**DIRECTIONS:**
What lines in the entries below contain the word "information"? Copy all of them.

--------

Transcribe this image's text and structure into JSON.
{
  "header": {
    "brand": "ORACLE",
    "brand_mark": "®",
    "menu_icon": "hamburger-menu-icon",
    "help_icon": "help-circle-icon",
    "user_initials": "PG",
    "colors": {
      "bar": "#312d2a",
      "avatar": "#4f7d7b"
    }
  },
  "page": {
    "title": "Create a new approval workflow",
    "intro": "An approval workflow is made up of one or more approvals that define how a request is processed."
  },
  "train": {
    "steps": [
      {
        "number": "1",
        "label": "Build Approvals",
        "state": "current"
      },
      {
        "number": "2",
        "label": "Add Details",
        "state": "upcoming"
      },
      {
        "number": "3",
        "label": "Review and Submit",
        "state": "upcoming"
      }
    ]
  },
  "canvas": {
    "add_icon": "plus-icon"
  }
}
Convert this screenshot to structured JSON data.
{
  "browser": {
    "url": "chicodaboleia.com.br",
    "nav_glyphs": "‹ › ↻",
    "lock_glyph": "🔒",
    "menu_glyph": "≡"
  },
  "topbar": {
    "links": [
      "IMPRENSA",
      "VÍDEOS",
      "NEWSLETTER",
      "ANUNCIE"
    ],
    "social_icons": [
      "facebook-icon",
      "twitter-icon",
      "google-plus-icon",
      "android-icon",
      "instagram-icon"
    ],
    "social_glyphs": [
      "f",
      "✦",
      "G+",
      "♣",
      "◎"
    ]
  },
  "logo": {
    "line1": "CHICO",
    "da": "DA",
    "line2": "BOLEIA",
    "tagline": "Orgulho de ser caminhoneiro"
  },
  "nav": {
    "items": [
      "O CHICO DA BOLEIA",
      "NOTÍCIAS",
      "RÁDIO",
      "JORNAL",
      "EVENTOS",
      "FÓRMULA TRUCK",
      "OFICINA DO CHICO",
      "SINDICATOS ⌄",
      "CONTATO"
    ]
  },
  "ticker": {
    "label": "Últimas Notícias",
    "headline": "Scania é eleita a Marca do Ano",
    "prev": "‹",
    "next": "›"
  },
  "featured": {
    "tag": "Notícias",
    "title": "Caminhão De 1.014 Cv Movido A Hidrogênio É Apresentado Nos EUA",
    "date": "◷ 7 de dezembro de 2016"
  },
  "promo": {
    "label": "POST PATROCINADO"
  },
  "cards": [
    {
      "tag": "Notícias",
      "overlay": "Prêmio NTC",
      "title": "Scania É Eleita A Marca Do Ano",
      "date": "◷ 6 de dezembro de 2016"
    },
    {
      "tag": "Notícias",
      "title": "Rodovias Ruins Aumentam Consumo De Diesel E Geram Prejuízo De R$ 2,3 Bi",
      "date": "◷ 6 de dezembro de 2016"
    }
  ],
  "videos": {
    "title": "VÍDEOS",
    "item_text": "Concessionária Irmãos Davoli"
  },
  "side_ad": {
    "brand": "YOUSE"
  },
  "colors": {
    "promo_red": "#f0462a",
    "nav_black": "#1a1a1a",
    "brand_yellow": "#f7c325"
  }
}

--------

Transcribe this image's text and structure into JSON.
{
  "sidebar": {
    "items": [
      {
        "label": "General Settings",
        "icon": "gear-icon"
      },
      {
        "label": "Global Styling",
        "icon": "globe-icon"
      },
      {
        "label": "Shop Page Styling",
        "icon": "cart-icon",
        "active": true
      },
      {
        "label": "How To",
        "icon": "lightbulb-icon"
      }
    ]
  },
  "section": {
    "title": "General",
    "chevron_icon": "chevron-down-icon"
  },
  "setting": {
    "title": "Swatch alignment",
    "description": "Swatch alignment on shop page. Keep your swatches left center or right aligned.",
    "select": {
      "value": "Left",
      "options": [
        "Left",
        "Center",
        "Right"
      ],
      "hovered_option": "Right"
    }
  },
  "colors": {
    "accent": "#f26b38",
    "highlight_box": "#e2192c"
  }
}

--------

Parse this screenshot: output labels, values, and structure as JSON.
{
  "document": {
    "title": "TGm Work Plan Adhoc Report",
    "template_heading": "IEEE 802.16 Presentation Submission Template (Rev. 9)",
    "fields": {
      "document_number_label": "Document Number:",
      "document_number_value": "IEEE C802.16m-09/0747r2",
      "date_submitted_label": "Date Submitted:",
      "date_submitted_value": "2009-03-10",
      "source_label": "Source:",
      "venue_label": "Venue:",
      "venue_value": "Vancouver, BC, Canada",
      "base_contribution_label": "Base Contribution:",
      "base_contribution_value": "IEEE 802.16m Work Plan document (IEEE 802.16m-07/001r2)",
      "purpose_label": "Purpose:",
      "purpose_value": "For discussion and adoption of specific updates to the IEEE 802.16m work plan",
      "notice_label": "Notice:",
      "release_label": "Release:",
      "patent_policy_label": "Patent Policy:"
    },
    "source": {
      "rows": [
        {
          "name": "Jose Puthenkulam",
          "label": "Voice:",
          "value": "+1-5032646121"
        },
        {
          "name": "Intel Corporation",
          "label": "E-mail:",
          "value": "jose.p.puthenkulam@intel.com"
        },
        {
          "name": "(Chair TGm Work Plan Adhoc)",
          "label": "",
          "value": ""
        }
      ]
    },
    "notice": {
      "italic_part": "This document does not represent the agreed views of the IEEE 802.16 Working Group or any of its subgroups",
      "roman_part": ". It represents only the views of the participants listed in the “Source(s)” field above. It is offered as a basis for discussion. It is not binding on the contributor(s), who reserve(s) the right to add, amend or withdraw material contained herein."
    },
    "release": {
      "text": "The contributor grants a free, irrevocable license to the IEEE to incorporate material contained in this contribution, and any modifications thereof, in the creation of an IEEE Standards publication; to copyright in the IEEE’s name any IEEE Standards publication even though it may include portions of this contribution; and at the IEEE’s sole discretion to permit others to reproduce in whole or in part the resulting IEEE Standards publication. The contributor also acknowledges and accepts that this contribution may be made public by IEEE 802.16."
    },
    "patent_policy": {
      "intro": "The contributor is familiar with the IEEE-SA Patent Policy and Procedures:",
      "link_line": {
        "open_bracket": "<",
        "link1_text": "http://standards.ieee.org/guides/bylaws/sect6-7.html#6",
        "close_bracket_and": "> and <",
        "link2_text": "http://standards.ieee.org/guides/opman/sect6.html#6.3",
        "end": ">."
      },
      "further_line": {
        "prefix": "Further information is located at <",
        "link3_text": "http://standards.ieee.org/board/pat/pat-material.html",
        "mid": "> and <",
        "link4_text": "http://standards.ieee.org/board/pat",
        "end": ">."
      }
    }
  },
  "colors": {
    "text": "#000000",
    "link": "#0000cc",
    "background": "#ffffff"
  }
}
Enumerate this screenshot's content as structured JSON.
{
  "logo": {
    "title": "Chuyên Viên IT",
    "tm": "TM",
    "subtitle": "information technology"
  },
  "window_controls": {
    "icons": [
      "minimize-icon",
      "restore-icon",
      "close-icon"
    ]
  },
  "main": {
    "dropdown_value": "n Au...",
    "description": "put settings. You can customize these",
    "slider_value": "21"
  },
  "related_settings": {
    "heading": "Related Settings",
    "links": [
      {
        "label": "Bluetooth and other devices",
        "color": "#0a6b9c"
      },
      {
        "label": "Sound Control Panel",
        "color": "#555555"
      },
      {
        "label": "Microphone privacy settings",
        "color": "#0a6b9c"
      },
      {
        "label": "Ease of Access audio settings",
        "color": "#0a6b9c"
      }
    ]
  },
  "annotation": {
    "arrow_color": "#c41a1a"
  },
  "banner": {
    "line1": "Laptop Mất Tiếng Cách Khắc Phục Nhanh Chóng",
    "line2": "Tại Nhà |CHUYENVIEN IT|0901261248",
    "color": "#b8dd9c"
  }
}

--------

**WRITTEN REPLY:**
        "prefix": "Further information is located at <",
    "subtitle": "information technology"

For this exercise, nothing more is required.